My mother and I were talking about the characters that she knew years ago, funny friends and neighbours, customers at her general store. One fellow was George Palmer, who lived just up the road from the store with his wife, Dora. I don’t remember either of them, but have heard lots of tales.
Even into the 1990s, we had a party telephone line that was shared with other people. By the end, there was just one other family on our line, but there would have been dozens on the line at one time. Each telephone subscriber had their own distinctive ring that would alert them to an incoming call, so you had to know your pattern and were only to answer if it was yours. George, though, would listen to every call that came on his line, but his hearing wasn’t great in later years, so he would occasionally blurt out “Speak up, me son!” if he thought he was missing some juicy news.
Mom said George loved to play April Fool’s jokes. One April first he pulled up in his horse and wagon to deliver eggs to their store, which was having a very busy day. The eggs would be in a little crate on the back of the wagon and my father would go out and take them in to the store, grade them, and credit the amount to George’s account. George pulled up and yelled “Phillips!” and my father went out to get the eggs. Just as he neared the wagon, George slapped the reins, geed up the horse and yelled “April Fool’s!” as he drove away.

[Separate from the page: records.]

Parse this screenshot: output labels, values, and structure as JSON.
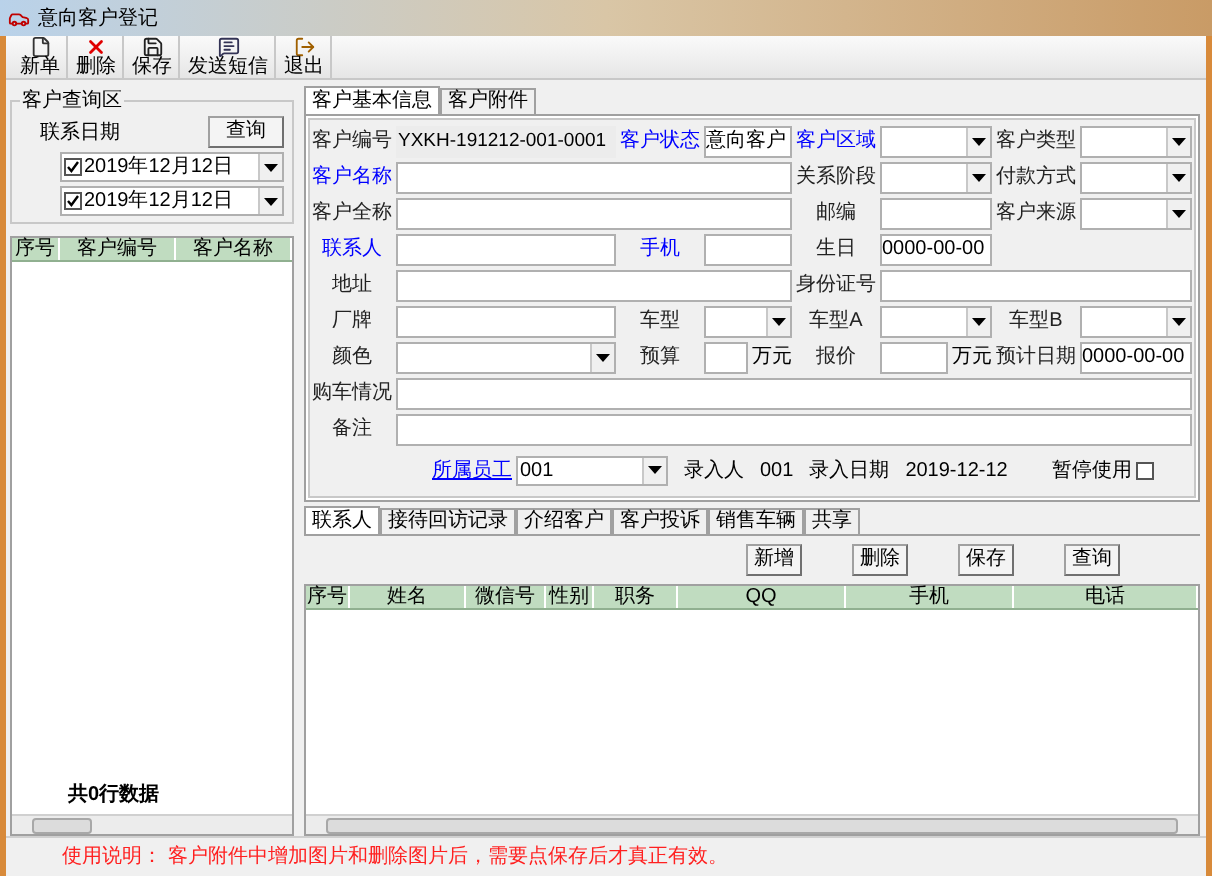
{
  "window": {
    "title": "意向客户登记"
  },
  "toolbar": [
    {
      "label": "新单",
      "kind": "new"
    },
    {
      "label": "删除",
      "kind": "delete"
    },
    {
      "label": "保存",
      "kind": "save"
    },
    {
      "label": "发送短信",
      "kind": "sms"
    },
    {
      "label": "退出",
      "kind": "exit"
    }
  ],
  "query_panel": {
    "title": "客户查询区",
    "date_label": "联系日期",
    "dates": [
      {
        "value": "2019年12月12日",
        "checked": true
      },
      {
        "value": "2019年12月12日",
        "checked": true
      }
    ],
    "button": "查询"
  },
  "customer_list": {
    "columns": [
      "序号",
      "客户编号",
      "客户名称"
    ],
    "footer": "共0行数据"
  },
  "detail_tabs": [
    {
      "label": "客户基本信息",
      "selected": true
    },
    {
      "label": "客户附件",
      "selected": false
    }
  ],
  "form": {
    "rows": [
      [
        {
          "label": "客户编号",
          "emphasis": false,
          "kind": "readonly",
          "value": "YXKH-191212-001-0001"
        },
        {
          "label": "客户状态",
          "emphasis": true,
          "kind": "text",
          "value": "意向客户"
        },
        {
          "label": "客户区域",
          "emphasis": true,
          "kind": "select"
        },
        {
          "label": "客户类型",
          "emphasis": false,
          "kind": "select"
        }
      ],
      [
        {
          "label": "客户名称",
          "emphasis": true,
          "kind": "wide_text"
        },
        {
          "label": "关系阶段",
          "emphasis": false,
          "kind": "select"
        },
        {
          "label": "付款方式",
          "emphasis": false,
          "kind": "select"
        }
      ],
      [
        {
          "label": "客户全称",
          "emphasis": false,
          "kind": "wide_text"
        },
        {
          "label": "邮编",
          "emphasis": false,
          "kind": "text"
        },
        {
          "label": "客户来源",
          "emphasis": false,
          "kind": "select"
        }
      ],
      [
        {
          "label": "联系人",
          "emphasis": true,
          "kind": "text"
        },
        {
          "label": "手机",
          "emphasis": true,
          "kind": "text"
        },
        {
          "label": "生日",
          "emphasis": false,
          "kind": "text",
          "value": "0000-00-00"
        }
      ],
      [
        {
          "label": "地址",
          "emphasis": false,
          "kind": "wide_text"
        },
        {
          "label": "身份证号",
          "emphasis": false,
          "kind": "wide_text"
        }
      ],
      [
        {
          "label": "厂牌",
          "emphasis": false,
          "kind": "text"
        },
        {
          "label": "车型",
          "emphasis": false,
          "kind": "select"
        },
        {
          "label": "车型A",
          "emphasis": false,
          "kind": "select"
        },
        {
          "label": "车型B",
          "emphasis": false,
          "kind": "select"
        }
      ],
      [
        {
          "label": "颜色",
          "emphasis": false,
          "kind": "select"
        },
        {
          "label": "预算",
          "emphasis": false,
          "kind": "text",
          "unit": "万元"
        },
        {
          "label": "报价",
          "emphasis": false,
          "kind": "text",
          "unit": "万元"
        },
        {
          "label": "预计日期",
          "emphasis": false,
          "kind": "text",
          "value": "0000-00-00"
        }
      ],
      [
        {
          "label": "购车情况",
          "emphasis": false,
          "kind": "full_text"
        }
      ],
      [
        {
          "label": "备注",
          "emphasis": false,
          "kind": "full_text"
        }
      ]
    ]
  },
  "form_footer": {
    "staff_label": "所属员工",
    "staff_value": "001",
    "entered_by_label": "录入人",
    "entered_by": "001",
    "entry_date_label": "录入日期",
    "entry_date": "2019-12-12",
    "suspend_label": "暂停使用",
    "suspended": false
  },
  "sub_tabs": [
    {
      "label": "联系人",
      "selected": true
    },
    {
      "label": "接待回访记录",
      "selected": false
    },
    {
      "label": "介绍客户",
      "selected": false
    },
    {
      "label": "客户投诉",
      "selected": false
    },
    {
      "label": "销售车辆",
      "selected": false
    },
    {
      "label": "共享",
      "selected": false
    }
  ],
  "sub_buttons": [
    "新增",
    "删除",
    "保存",
    "查询"
  ],
  "contacts_table": {
    "columns": [
      "序号",
      "姓名",
      "微信号",
      "性别",
      "职务",
      "QQ",
      "手机",
      "电话"
    ]
  },
  "status_bar": "使用说明： 客户附件中增加图片和删除图片后，需要点保存后才真正有效。"
}
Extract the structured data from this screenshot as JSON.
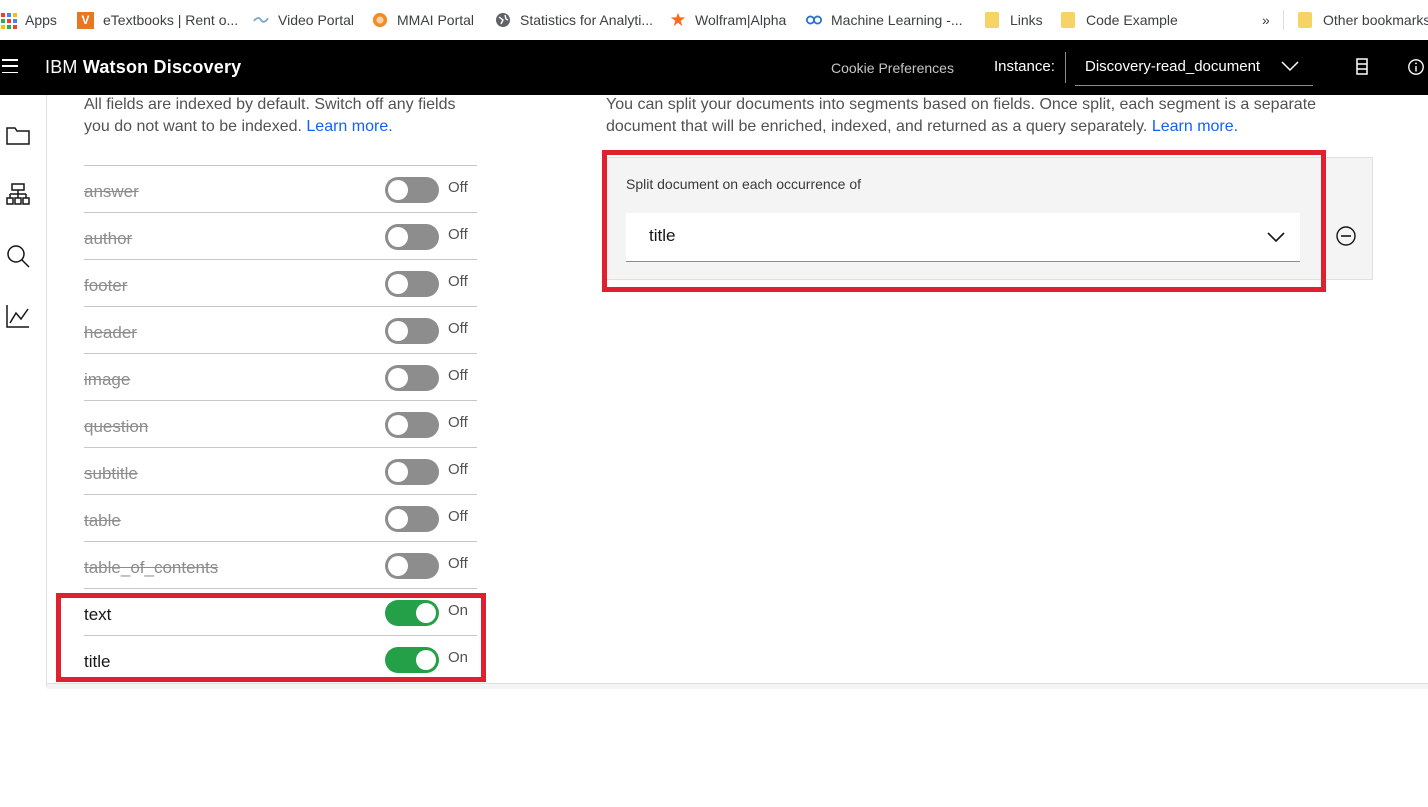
{
  "bookmarks": {
    "items": [
      {
        "label": "Apps",
        "icon": "apps-grid-icon"
      },
      {
        "label": "eTextbooks | Rent o...",
        "icon": "vitalsource-icon"
      },
      {
        "label": "Video Portal",
        "icon": "video-portal-icon"
      },
      {
        "label": "MMAI Portal",
        "icon": "mmai-icon"
      },
      {
        "label": "Statistics for Analyti...",
        "icon": "globe-icon"
      },
      {
        "label": "Wolfram|Alpha",
        "icon": "wolfram-icon"
      },
      {
        "label": "Machine Learning -...",
        "icon": "coursera-icon"
      },
      {
        "label": "Links",
        "icon": "folder-icon"
      },
      {
        "label": "Code Example",
        "icon": "folder-icon"
      }
    ],
    "overflow": "»",
    "other": "Other bookmarks"
  },
  "header": {
    "brand_prefix": "IBM",
    "brand_name": "Watson Discovery",
    "cookie": "Cookie Preferences",
    "instance_label": "Instance:",
    "instance_value": "Discovery-read_document"
  },
  "index_panel": {
    "description": "All fields are indexed by default. Switch off any fields you do not want to be indexed.",
    "learn_more": "Learn more.",
    "fields": [
      {
        "name": "answer",
        "state": "Off"
      },
      {
        "name": "author",
        "state": "Off"
      },
      {
        "name": "footer",
        "state": "Off"
      },
      {
        "name": "header",
        "state": "Off"
      },
      {
        "name": "image",
        "state": "Off"
      },
      {
        "name": "question",
        "state": "Off"
      },
      {
        "name": "subtitle",
        "state": "Off"
      },
      {
        "name": "table",
        "state": "Off"
      },
      {
        "name": "table_of_contents",
        "state": "Off"
      },
      {
        "name": "text",
        "state": "On"
      },
      {
        "name": "title",
        "state": "On"
      }
    ]
  },
  "split_panel": {
    "description": "You can split your documents into segments based on fields. Once split, each segment is a separate document that will be enriched, indexed, and returned as a query separately.",
    "learn_more": "Learn more.",
    "label": "Split document on each occurrence of",
    "selected": "title"
  },
  "colors": {
    "toggle_on": "#24a148",
    "toggle_off": "#8d8d8d",
    "highlight": "#e0202e",
    "link": "#0f62fe"
  }
}
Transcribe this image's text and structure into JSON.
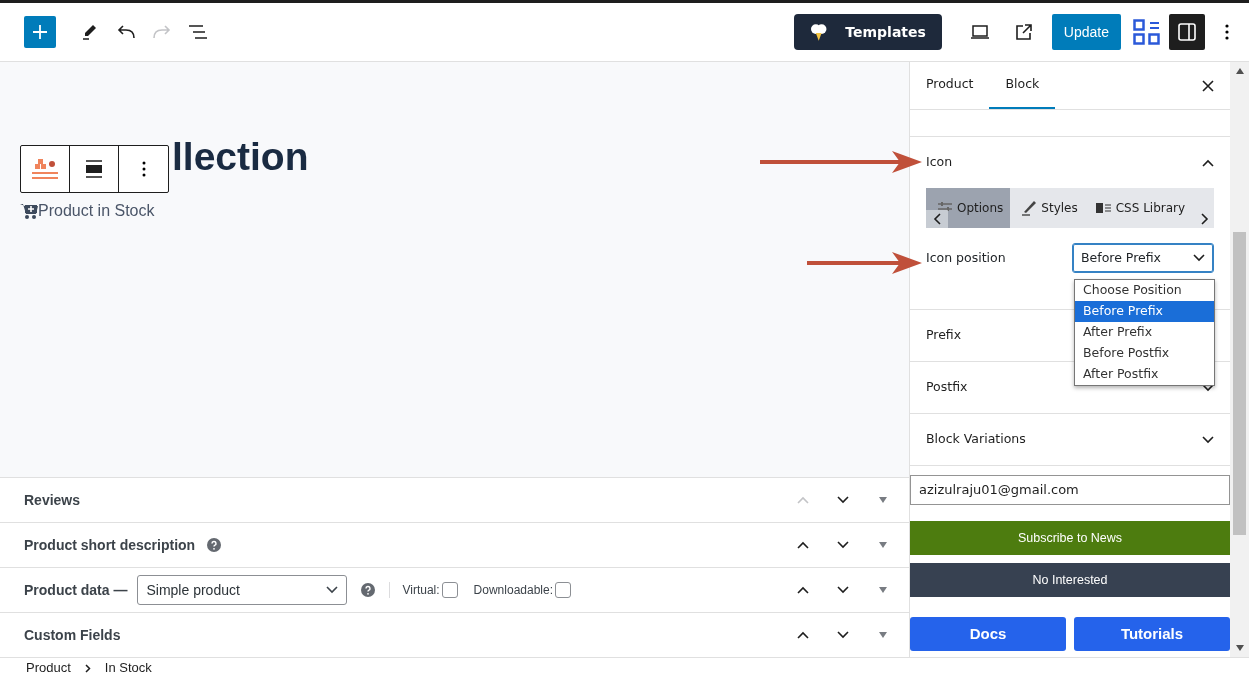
{
  "toolbar": {
    "templates_button": "Templates",
    "update_button": "Update",
    "redo_disabled": true
  },
  "editor": {
    "title": "llection",
    "stock_label": "Product in Stock"
  },
  "metaboxes": [
    {
      "kind": "plain",
      "title": "Reviews",
      "help": false,
      "up_disabled": true
    },
    {
      "kind": "plain",
      "title": "Product short description",
      "help": true,
      "up_disabled": false
    },
    {
      "kind": "product_data",
      "title": "Product data —",
      "select": "Simple product",
      "help": true,
      "up_disabled": false,
      "checks": [
        {
          "label": "Virtual:",
          "checked": false
        },
        {
          "label": "Downloadable:",
          "checked": false
        }
      ]
    },
    {
      "kind": "plain",
      "title": "Custom Fields",
      "help": false,
      "up_disabled": false
    }
  ],
  "breadcrumb": [
    "Product",
    "In Stock"
  ],
  "sidebar": {
    "tabs": [
      {
        "label": "Product",
        "selected": false
      },
      {
        "label": "Block",
        "selected": true
      }
    ],
    "sections": [
      {
        "title": "Icon",
        "expanded": true
      },
      {
        "title": "Prefix"
      },
      {
        "title": "Postfix",
        "expanded": false
      },
      {
        "title": "Block Variations",
        "expanded": false
      }
    ],
    "option_tabs": [
      {
        "label": "Options",
        "selected": true
      },
      {
        "label": "Styles",
        "selected": false
      },
      {
        "label": "CSS Library",
        "selected": false
      }
    ],
    "icon_position": {
      "label": "Icon position",
      "value": "Before Prefix",
      "options": [
        {
          "label": "Choose Position",
          "selected": false
        },
        {
          "label": "Before Prefix",
          "selected": true
        },
        {
          "label": "After Prefix",
          "selected": false
        },
        {
          "label": "Before Postfix",
          "selected": false
        },
        {
          "label": "After Postfix",
          "selected": false
        }
      ]
    },
    "email": "azizulraju01@gmail.com",
    "subscribe_button": "Subscribe to News",
    "decline_button": "No Interested",
    "links": [
      "Docs",
      "Tutorials"
    ]
  }
}
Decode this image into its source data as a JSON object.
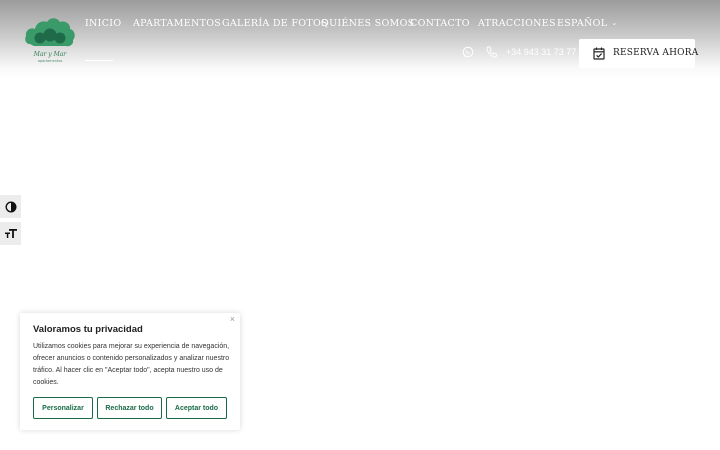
{
  "header": {
    "logo": {
      "icon": "cloud-leaf-logo",
      "brand_text": "Mar y Mar",
      "sub_text": "apartamentos"
    },
    "nav": [
      {
        "label": "INICIO"
      },
      {
        "label": "APARTAMENTOS"
      },
      {
        "label": "GALERÍA DE FOTOS"
      },
      {
        "label": "QUIÉNES SOMOS"
      },
      {
        "label": "CONTACTO"
      },
      {
        "label": "ATRACCIONES"
      },
      {
        "label": "ESPAÑOL",
        "caret": "⌄"
      }
    ],
    "contact": {
      "whatsapp_icon": "whatsapp-icon",
      "phone_icon": "phone-icon",
      "phone": "+34 943 31 73 77"
    },
    "book_button": {
      "icon": "calendar-check-icon",
      "label": "RESERVA AHORA"
    }
  },
  "accessibility": {
    "contrast_icon": "contrast-toggle-icon",
    "font_icon": "font-size-icon"
  },
  "cookie_banner": {
    "title": "Valoramos tu privacidad",
    "body": "Utilizamos cookies para mejorar su experiencia de navegación, ofrecer anuncios o contenido personalizados y analizar nuestro tráfico. Al hacer clic en \"Aceptar todo\", acepta nuestro uso de cookies.",
    "close": "×",
    "buttons": {
      "customize": "Personalizar",
      "reject": "Rechazar todo",
      "accept": "Aceptar todo"
    }
  },
  "colors": {
    "brand_green": "#1a6b48",
    "logo_green": "#2f8a5e"
  }
}
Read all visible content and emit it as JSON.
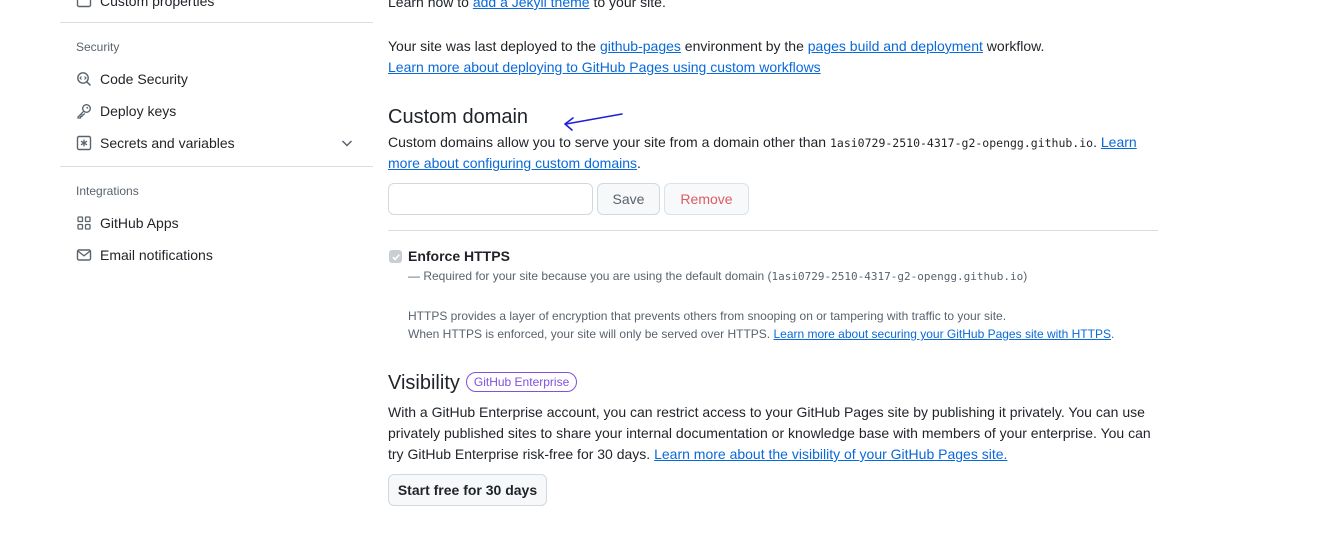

I have 40 hours of 8mm film my father took starting about 1960, and I remembered a short clip of a man in a horse and buggy on the road in front of our old house. It’s the only film I have of someone in a horse and buggy, so it’s a short but important memory of a time when horses were still the main source of transportation for some. George would be one of the last men in our area who never owned a car or truck. I showed the clip to my mother, and she is pretty sure it is him, the jokester, and at the end of the clip, you can see his house off in the distance as he drives down the road past my grandfather’s house.